(Component data from apps and pages)
'''
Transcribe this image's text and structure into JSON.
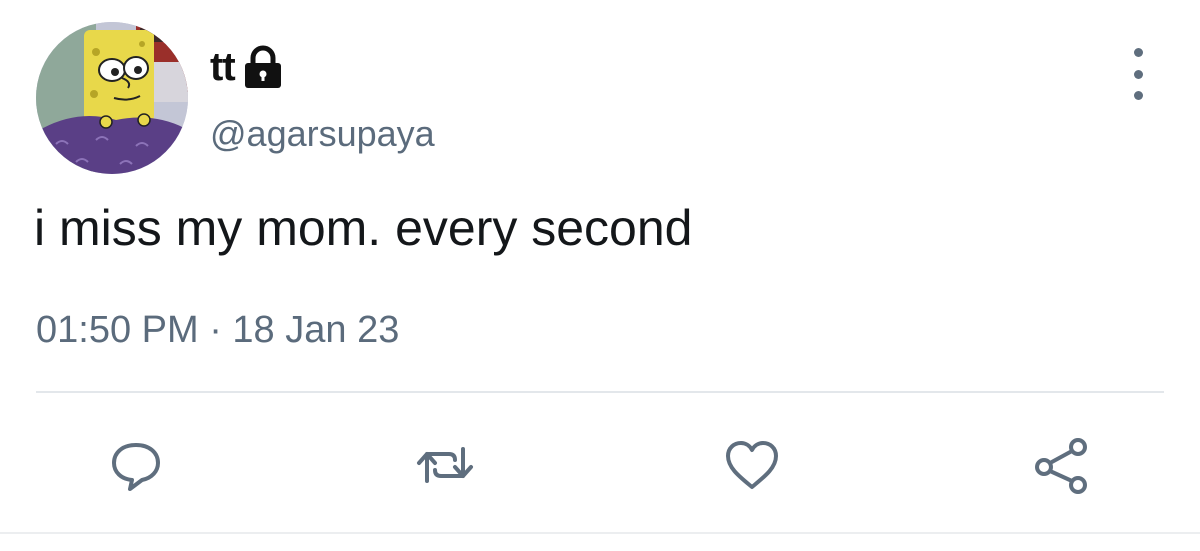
{
  "author": {
    "display_name": "tt",
    "handle": "@agarsupaya",
    "protected_icon": "lock-icon",
    "avatar_icon": "cartoon-avatar"
  },
  "tweet": {
    "text": "i miss my mom. every second",
    "timestamp": "01:50 PM · 18 Jan 23"
  },
  "actions": [
    {
      "name": "reply",
      "icon": "reply-icon"
    },
    {
      "name": "retweet",
      "icon": "retweet-icon"
    },
    {
      "name": "like",
      "icon": "heart-icon"
    },
    {
      "name": "share",
      "icon": "share-icon"
    }
  ],
  "menu": {
    "icon": "more-vertical-icon"
  },
  "colors": {
    "text": "#14171a",
    "secondary": "#5b6b7c",
    "icon": "#5f6e7e",
    "divider": "#e3e7eb"
  }
}
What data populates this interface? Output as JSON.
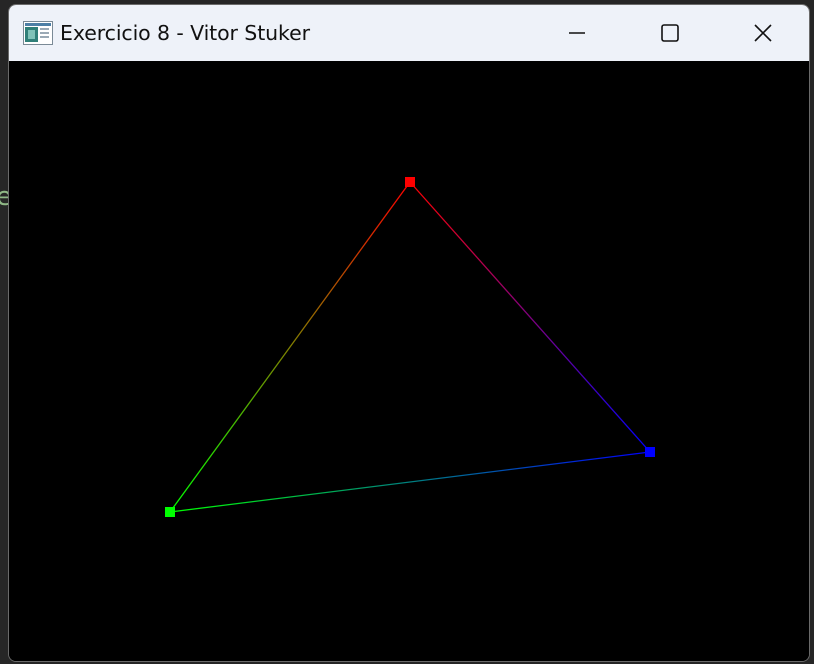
{
  "window": {
    "title": "Exercicio 8 - Vitor Stuker"
  },
  "icons": {
    "app": "application-window-icon",
    "minimize": "minimize-icon",
    "maximize": "maximize-icon",
    "close": "close-icon"
  },
  "scene": {
    "background_color": "#000000",
    "vertices": [
      {
        "name": "red-vertex",
        "color": "#ff0000"
      },
      {
        "name": "blue-vertex",
        "color": "#0000ff"
      },
      {
        "name": "green-vertex",
        "color": "#00ff00"
      }
    ],
    "edges": [
      {
        "name": "edge-red-blue",
        "from": 0,
        "to": 1
      },
      {
        "name": "edge-blue-green",
        "from": 1,
        "to": 2
      },
      {
        "name": "edge-green-red",
        "from": 2,
        "to": 0
      }
    ]
  }
}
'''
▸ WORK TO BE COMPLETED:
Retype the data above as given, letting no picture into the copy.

▸ ANSWER:
Transcribe this image's text and structure into JSON.
{
  "author": {
    "display_name": "tt",
    "handle": "@agarsupaya",
    "protected_icon": "lock-icon",
    "avatar_icon": "cartoon-avatar"
  },
  "tweet": {
    "text": "i miss my mom. every second",
    "timestamp": "01:50 PM · 18 Jan 23"
  },
  "actions": [
    {
      "name": "reply",
      "icon": "reply-icon"
    },
    {
      "name": "retweet",
      "icon": "retweet-icon"
    },
    {
      "name": "like",
      "icon": "heart-icon"
    },
    {
      "name": "share",
      "icon": "share-icon"
    }
  ],
  "menu": {
    "icon": "more-vertical-icon"
  },
  "colors": {
    "text": "#14171a",
    "secondary": "#5b6b7c",
    "icon": "#5f6e7e",
    "divider": "#e3e7eb"
  }
}
What data populates this interface? Output as JSON.
{
  "window": {
    "title": "Exercicio 8 - Vitor Stuker"
  },
  "icons": {
    "app": "application-window-icon",
    "minimize": "minimize-icon",
    "maximize": "maximize-icon",
    "close": "close-icon"
  },
  "scene": {
    "background_color": "#000000",
    "vertices": [
      {
        "name": "red-vertex",
        "color": "#ff0000"
      },
      {
        "name": "blue-vertex",
        "color": "#0000ff"
      },
      {
        "name": "green-vertex",
        "color": "#00ff00"
      }
    ],
    "edges": [
      {
        "name": "edge-red-blue",
        "from": 0,
        "to": 1
      },
      {
        "name": "edge-blue-green",
        "from": 1,
        "to": 2
      },
      {
        "name": "edge-green-red",
        "from": 2,
        "to": 0
      }
    ]
  }
}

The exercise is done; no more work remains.